» What is being asked
Your answer needs to include each line of the records in which the string "JSON" can be found.

========================

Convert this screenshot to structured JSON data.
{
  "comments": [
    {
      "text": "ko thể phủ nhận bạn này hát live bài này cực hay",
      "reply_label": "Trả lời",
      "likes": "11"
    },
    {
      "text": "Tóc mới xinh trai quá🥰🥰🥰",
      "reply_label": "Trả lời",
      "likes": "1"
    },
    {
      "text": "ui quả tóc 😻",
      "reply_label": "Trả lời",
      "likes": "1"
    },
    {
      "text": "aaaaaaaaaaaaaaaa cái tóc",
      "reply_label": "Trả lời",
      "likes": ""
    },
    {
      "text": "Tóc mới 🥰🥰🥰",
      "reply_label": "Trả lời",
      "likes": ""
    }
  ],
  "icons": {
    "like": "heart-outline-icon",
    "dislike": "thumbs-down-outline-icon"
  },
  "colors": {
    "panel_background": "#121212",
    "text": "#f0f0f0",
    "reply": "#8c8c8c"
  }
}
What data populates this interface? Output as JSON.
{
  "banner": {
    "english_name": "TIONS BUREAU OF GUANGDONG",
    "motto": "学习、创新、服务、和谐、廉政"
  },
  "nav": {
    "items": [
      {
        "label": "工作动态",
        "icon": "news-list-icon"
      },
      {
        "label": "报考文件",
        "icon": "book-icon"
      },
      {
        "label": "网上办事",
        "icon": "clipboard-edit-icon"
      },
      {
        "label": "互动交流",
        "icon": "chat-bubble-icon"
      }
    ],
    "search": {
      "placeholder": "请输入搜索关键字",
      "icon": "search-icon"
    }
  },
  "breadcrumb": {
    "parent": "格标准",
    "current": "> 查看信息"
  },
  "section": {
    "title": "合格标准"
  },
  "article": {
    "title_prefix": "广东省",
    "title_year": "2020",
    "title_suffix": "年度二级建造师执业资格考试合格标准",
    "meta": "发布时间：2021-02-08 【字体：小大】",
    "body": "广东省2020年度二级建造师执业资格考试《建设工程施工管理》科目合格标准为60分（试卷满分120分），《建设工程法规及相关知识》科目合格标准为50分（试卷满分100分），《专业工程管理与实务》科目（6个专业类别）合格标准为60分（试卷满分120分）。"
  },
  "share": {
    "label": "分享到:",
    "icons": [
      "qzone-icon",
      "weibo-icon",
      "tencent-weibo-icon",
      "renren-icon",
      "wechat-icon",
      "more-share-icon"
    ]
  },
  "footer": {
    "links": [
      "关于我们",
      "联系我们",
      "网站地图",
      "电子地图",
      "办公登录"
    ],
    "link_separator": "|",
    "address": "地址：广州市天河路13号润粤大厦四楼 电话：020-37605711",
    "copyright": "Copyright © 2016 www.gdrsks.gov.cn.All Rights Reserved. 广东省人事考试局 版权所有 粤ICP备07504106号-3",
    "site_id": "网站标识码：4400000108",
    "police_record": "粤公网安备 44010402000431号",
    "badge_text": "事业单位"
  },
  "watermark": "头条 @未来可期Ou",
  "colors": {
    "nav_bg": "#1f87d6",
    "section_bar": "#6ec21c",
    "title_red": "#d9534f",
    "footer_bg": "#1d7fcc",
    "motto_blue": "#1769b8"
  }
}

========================

» Your response
Convert this screenshot to structured JSON data.
What data populates this interface? Output as JSON.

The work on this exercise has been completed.